2

Like "election" and "situation", their phonetic symbols are /ɪˈlekʃn/ and /ˌsɪtʃuˈeɪʃn/. Their common part is that when we pronounce them, at first we vibrate our throat, then stop when we pronounce ʃ, and vibrate again when pronouncing n.

I almost always still vibrate my throat when I pronounce ʃ. If I try to force myself to stop vibrating correctly, the pronunciation is awful and rusty.
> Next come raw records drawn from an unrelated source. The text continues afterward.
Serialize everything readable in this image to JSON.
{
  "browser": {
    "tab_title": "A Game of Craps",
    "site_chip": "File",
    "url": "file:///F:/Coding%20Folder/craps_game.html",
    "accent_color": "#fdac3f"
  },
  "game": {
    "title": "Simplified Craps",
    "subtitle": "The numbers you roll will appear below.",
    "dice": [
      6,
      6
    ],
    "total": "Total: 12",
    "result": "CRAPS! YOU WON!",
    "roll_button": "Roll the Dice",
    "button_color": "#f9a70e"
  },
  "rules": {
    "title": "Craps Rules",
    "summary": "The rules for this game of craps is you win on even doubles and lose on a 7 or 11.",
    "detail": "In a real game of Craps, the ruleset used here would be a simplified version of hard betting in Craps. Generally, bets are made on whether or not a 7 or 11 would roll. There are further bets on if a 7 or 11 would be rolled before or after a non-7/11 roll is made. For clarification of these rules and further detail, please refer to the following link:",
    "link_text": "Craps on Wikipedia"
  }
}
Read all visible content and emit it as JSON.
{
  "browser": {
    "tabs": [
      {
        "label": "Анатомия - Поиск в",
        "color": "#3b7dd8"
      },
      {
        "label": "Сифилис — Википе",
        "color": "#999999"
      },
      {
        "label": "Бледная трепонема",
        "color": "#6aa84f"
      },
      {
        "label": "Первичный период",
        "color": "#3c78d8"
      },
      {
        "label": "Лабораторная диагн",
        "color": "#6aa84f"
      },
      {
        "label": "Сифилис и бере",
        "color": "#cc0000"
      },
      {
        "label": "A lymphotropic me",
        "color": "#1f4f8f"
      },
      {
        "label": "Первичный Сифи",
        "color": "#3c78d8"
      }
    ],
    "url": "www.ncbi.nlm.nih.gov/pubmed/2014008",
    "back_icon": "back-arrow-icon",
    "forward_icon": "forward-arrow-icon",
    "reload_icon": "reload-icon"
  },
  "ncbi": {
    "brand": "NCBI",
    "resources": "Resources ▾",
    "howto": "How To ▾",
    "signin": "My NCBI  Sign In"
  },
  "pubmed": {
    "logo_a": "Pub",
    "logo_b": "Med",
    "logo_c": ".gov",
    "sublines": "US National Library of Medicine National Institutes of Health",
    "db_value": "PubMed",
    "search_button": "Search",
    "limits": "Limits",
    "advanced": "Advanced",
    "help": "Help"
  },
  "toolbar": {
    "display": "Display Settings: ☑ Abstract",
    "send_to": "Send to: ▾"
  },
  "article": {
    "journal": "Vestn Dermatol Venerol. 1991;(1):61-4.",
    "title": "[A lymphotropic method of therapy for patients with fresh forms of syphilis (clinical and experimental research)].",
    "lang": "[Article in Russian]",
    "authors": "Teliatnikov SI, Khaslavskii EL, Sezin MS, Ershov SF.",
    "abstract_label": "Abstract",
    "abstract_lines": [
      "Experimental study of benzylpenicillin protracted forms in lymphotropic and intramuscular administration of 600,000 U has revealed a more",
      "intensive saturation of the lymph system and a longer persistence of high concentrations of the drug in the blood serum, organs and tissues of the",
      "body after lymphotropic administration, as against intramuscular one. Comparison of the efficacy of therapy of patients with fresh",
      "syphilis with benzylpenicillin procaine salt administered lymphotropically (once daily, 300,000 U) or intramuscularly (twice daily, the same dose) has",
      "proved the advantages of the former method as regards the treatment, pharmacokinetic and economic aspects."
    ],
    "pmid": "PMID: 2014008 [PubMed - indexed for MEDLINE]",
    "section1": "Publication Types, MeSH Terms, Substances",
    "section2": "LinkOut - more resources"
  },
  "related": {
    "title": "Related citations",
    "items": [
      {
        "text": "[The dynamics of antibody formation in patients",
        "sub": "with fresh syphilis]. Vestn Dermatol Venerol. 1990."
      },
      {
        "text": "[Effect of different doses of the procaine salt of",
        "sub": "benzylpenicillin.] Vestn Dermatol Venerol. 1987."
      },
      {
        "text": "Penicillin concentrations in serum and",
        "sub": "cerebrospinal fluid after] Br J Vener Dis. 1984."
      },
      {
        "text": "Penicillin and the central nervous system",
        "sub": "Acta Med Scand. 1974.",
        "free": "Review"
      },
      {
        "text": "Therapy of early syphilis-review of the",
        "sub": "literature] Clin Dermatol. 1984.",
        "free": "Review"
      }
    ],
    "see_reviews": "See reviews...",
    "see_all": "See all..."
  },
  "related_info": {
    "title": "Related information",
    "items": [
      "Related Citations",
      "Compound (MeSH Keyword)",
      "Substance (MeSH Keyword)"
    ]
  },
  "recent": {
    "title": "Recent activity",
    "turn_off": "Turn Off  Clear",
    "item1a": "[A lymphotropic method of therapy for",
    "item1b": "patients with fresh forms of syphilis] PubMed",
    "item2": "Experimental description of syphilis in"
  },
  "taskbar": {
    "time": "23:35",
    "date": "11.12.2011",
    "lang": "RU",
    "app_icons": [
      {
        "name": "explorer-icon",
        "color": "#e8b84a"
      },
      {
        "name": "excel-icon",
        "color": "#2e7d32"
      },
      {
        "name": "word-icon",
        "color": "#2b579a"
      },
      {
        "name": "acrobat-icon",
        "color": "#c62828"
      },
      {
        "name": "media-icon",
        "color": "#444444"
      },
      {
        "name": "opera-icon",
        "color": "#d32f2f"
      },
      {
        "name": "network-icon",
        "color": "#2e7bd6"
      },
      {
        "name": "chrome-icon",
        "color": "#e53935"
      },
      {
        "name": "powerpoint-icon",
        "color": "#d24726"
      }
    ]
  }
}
11
  • 2
    Are you talking about what linguists call voicing, which one can understand as the difference between speaking a word (voiced) and whispering it (unvoiced)? May 15 at 13:12
  • So far as I know, /ʃ/ is always unvoiced for native Anglophones. Myself, I don't think I'm capable of "voicing" it in the initial position. I'm assuming the distinction here is between assure (unvoiced) and azure (voiced). May 15 at 13:15
  • 1
    What's your native language? Having tried the pronunciations I sometimes end up with a devoiced or slightly lately-voiced /n/, but a voiced /ʃ/ seems wrong. (Polish has /ʒ/ - technically /ʐ/, but sometimes palatalized - as a very distinct sound from /ʃ/, so I might be biased on this). May 15 at 13:31
  • 1
    @TimR Okay, terminate after the [eɪ] makes the pronunciation more easy. May 15 at 14:16
  • 1
    @MaciejStachowski I was thinking perhaps OP didn't quite hear or feel the difference between the final consonant in 'egg' and 'speck'.
    – TimR
    May 15 at 14:44

1 Answer 1

2

Yes the /ʃ/ is unvoiced. You do voice /ɪˈle/ but the /k/ and /ʃ/ are unvoiced. The final "/n/" is voiced.

It is hard for me to voice the /ʃ/ to /ʒ/ without also voicing the /k/ to /g/.

I clearly pronunces "...ation" differently from "asian", the latter has a voiced consonant in my dialect. Also Confucian confusion, but more pairs of words like this are rare and the words do sound "similar".

You must log in to answer this question.

Not the answer you're looking for? Browse other questions tagged .